As a poet, essayist, scholar and anthologist, Zachary Michael Jack has been prolific. The multi-generation Iowan has written or edited at least 14 books in the 16 years since he graduated from City High. But Jack's identity as a teacher is what animates his newest anthology, "Iowa: The Definitive Collection."
The book contains more than 90 selections of "Classic and Contemporary Readings by Iowans, about Iowa." The list of writers stretches from Chief Black Hawk in 1831 to recent musings of Mary Swander and Ted Kooser.
Although the collection includes only prose, Jack brings a poetic sensibility to the project.
"There's that old Mark Twain quote that history doesn't repeat itself, but history rhymes," Jack told me Tuesday. "Within my own family history, I could hear the rhymes. For generations, my family has been farmers, teachers and writers. I ended up being all three."
Brain rhymes with drain
Jack's collection also attempts to counteract one of most repeatedly rhymed challenges of the past 177 years: Iowa's brain drain. The New Deal writers who published "The WPA Guide to Iowa," for example, observed in 1938, "An Iowan is as likely to be found in any other of the forty-eight states as in his native one, if the term be taken simply to mean a person who was born in Iowa." The writers then quickly changed their focus to describe the "Iowan who remains."
Jack offers a similar dynamic: He celebrates the Iowans who stay while he simultaneously tries to woo back the Iowans who have moved away. But Jack also wants his anthology to serve as an "introductory letter" to people who move into the state.
"Yes, we do export a lot of our people," he said, "but we also import many of them to do specialized work. Many of these people come to Iowa with the idea that it's a tabula rasa. That's part of its charm and allure."
Unfortunately, in trying to reach audiences both inside and outside Iowa, Jack keeps reminding those new Iowans that they have been grafted on to the grand Iowan tradition. That although they are the people his collection is for, they are not the people his collection is "by" or "about."

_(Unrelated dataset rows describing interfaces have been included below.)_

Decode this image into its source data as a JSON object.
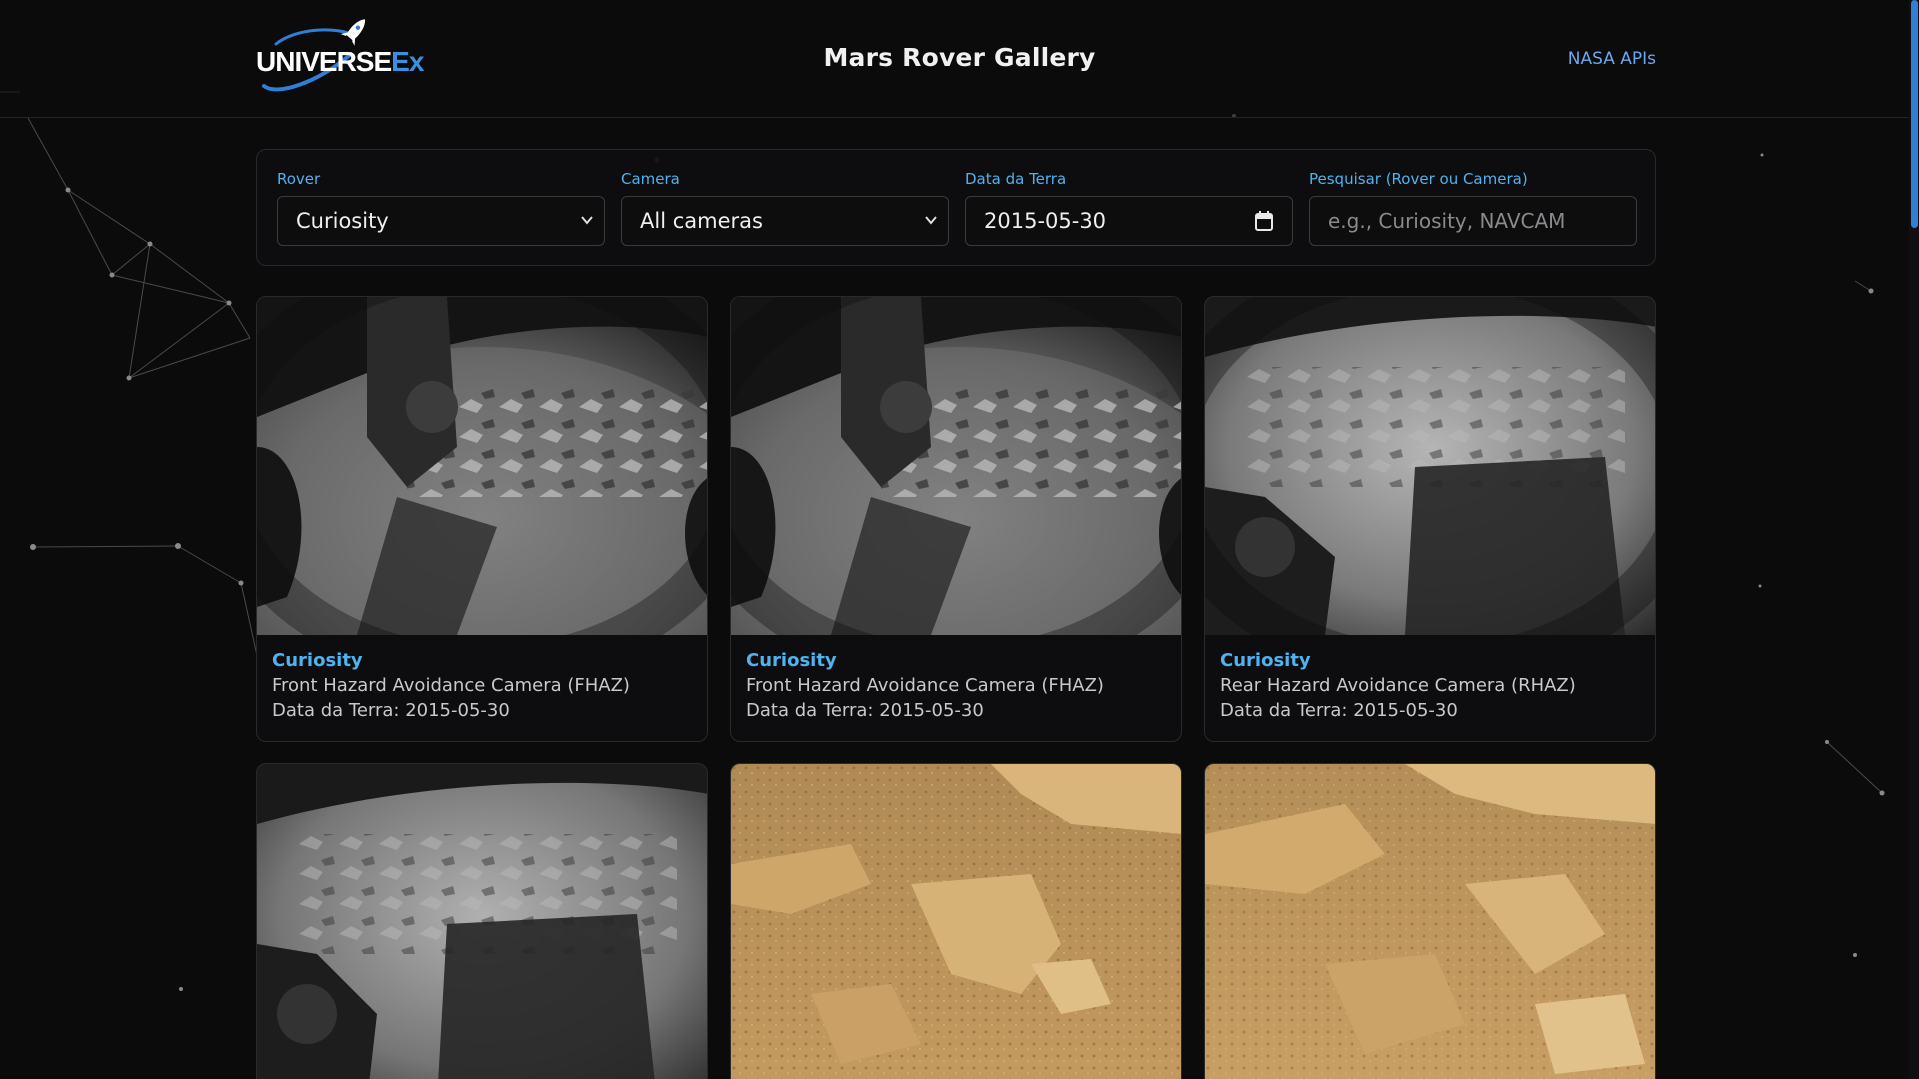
{
  "header": {
    "logo_text_main": "UNIVERSE",
    "logo_text_accent": "Ex",
    "title": "Mars Rover Gallery",
    "nav_link": "NASA APIs"
  },
  "filters": {
    "rover": {
      "label": "Rover",
      "value": "Curiosity"
    },
    "camera": {
      "label": "Camera",
      "value": "All cameras"
    },
    "earth_date": {
      "label": "Data da Terra",
      "value": "2015-05-30"
    },
    "search": {
      "label": "Pesquisar (Rover ou Camera)",
      "placeholder": "e.g., Curiosity, NAVCAM"
    }
  },
  "photos": [
    {
      "rover": "Curiosity",
      "camera": "Front Hazard Avoidance Camera (FHAZ)",
      "date": "Data da Terra: 2015-05-30",
      "tone": "gray"
    },
    {
      "rover": "Curiosity",
      "camera": "Front Hazard Avoidance Camera (FHAZ)",
      "date": "Data da Terra: 2015-05-30",
      "tone": "gray"
    },
    {
      "rover": "Curiosity",
      "camera": "Rear Hazard Avoidance Camera (RHAZ)",
      "date": "Data da Terra: 2015-05-30",
      "tone": "gray"
    },
    {
      "tone": "gray"
    },
    {
      "tone": "sand"
    },
    {
      "tone": "sand"
    }
  ],
  "colors": {
    "accent": "#4fb3ef",
    "link": "#6aa9ee",
    "background": "#0b0b0c"
  }
}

For example, Jack doesn't consider Writers' Workshop professor Marilynne Robinson to be Iowan. Despite her decades living in the state, despite her novels set in Iowa, Jack excludes Robinson because of her out-of-state birth.

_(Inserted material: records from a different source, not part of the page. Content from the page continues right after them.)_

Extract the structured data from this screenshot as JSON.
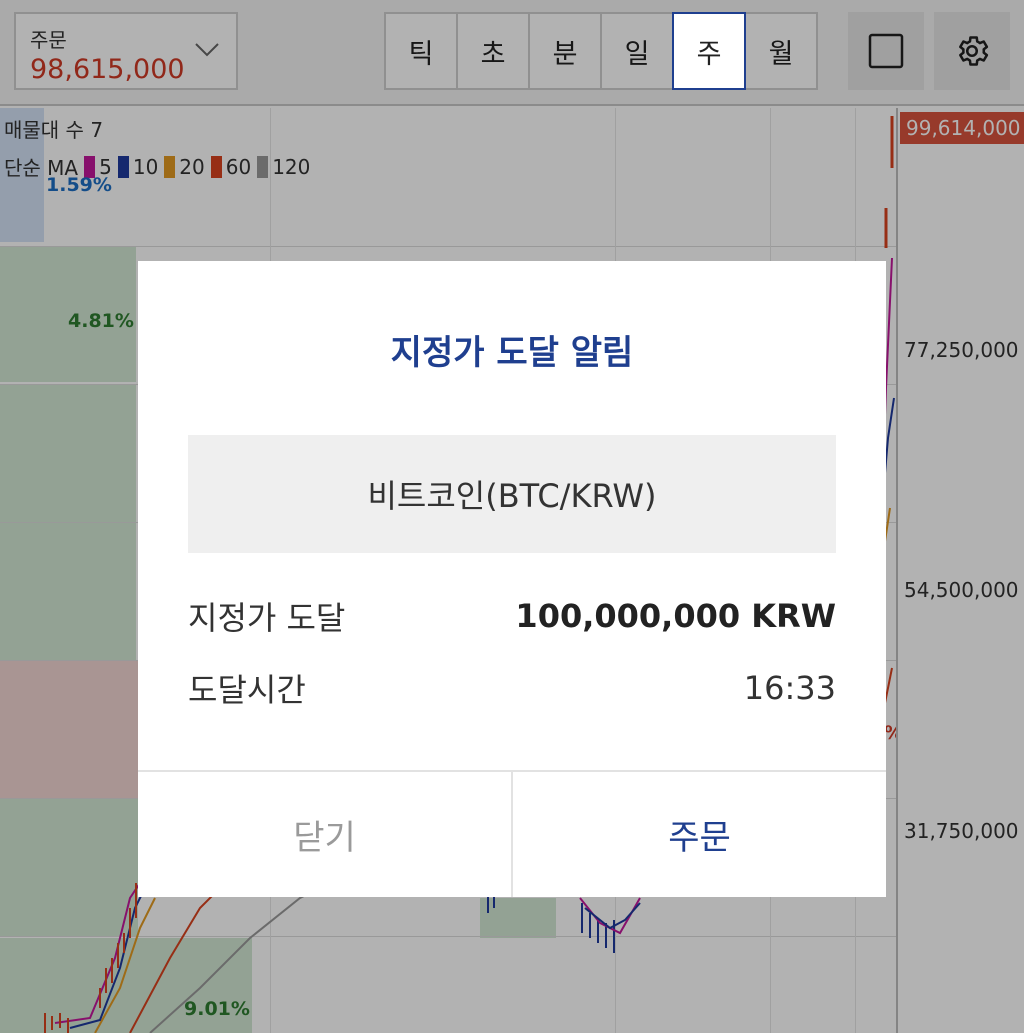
{
  "topbar": {
    "order_label": "주문",
    "order_price": "98,615,000",
    "periods": [
      "틱",
      "초",
      "분",
      "일",
      "주",
      "월"
    ],
    "active_period": "주"
  },
  "chart": {
    "title": "매물대 수 7",
    "ma_label": "단순 MA",
    "ma": [
      {
        "period": "5",
        "color": "#c2189b"
      },
      {
        "period": "10",
        "color": "#1f3a9e"
      },
      {
        "period": "20",
        "color": "#e29a22"
      },
      {
        "period": "60",
        "color": "#d8431f"
      },
      {
        "period": "120",
        "color": "#9a9a9a"
      }
    ],
    "current_price": "99,614,000",
    "y_axis_labels": [
      "77,250,000",
      "54,500,000",
      "31,750,000"
    ],
    "volume_profile": [
      "1.59%",
      "4.81%",
      "9.01%",
      "%"
    ]
  },
  "dialog": {
    "title": "지정가 도달 알림",
    "asset": "비트코인(BTC/KRW)",
    "price_label": "지정가 도달",
    "price_value": "100,000,000 KRW",
    "time_label": "도달시간",
    "time_value": "16:33",
    "close_label": "닫기",
    "order_label": "주문"
  },
  "colors": {
    "brand_navy": "#1f3f8f",
    "price_red": "#d03a26",
    "volume_green": "#2e7d32",
    "volume_blue": "#1e6fc4"
  }
}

"These are phenomenally gifted writers ... but they are not Iowans in the strictest sense," Jack writes in the introduction. "They know our values, perhaps understand them better and more objectively than we ever will, but they are not of our values."
By drawing so stark a line between "Iowan" and "not-Iowan," Jack risks coming across as jingoistic to the very people he's trying to win over. But that, too, is part of the Iowa tradition.
"We're probably the most welcoming state," Jack said, "but sometimes we forget that Iowa doesn't have its own identity until it begins importing people."
Jack is merely putting into practice the regionalist lessons offered by Grant Wood in "Revolt from the City" (1935):
"Let me try to state the basic idea of the regional movement," Wood wrote "Each section has a personality of its own, in physiography, industry, psychology. Thinking painters and writers who have passed their formative years in these regions will, by caretaking analysis, work out and interpret in their productions these varying personalities. When the different regions develop characteristics of their own, they will come into competition with each other; and out of this competition a rich American culture will grow."
The exclusiveness of that Iowa personality, however, sometimes comes across more comically than Wood suggests.
Although Jack doesn't anthologize anything by Mason City-born Meredith Willson, the process described by Wood and put into practice by Jack is summarized nicely and parodied lovingly in Willson's song, "Iowa Stubborn":
"But what the heck, you're welcome, / Join us at the picnic. / You can eat your fill / Of all the food you bring yourself. / You really ought to give Iowa a try."
Anyone interested in Iowa history -- especially as complied by a thoroughly authentic Iowan -- really ought to give "Iowa: The Definitive Collection" a try.
Opinion editor Jeff Charis-Carlson -- who has lived in Iowa for 13 of his nearly 39 years -- can be contacted at 319-887-5435 or firstname.lastname@example.org.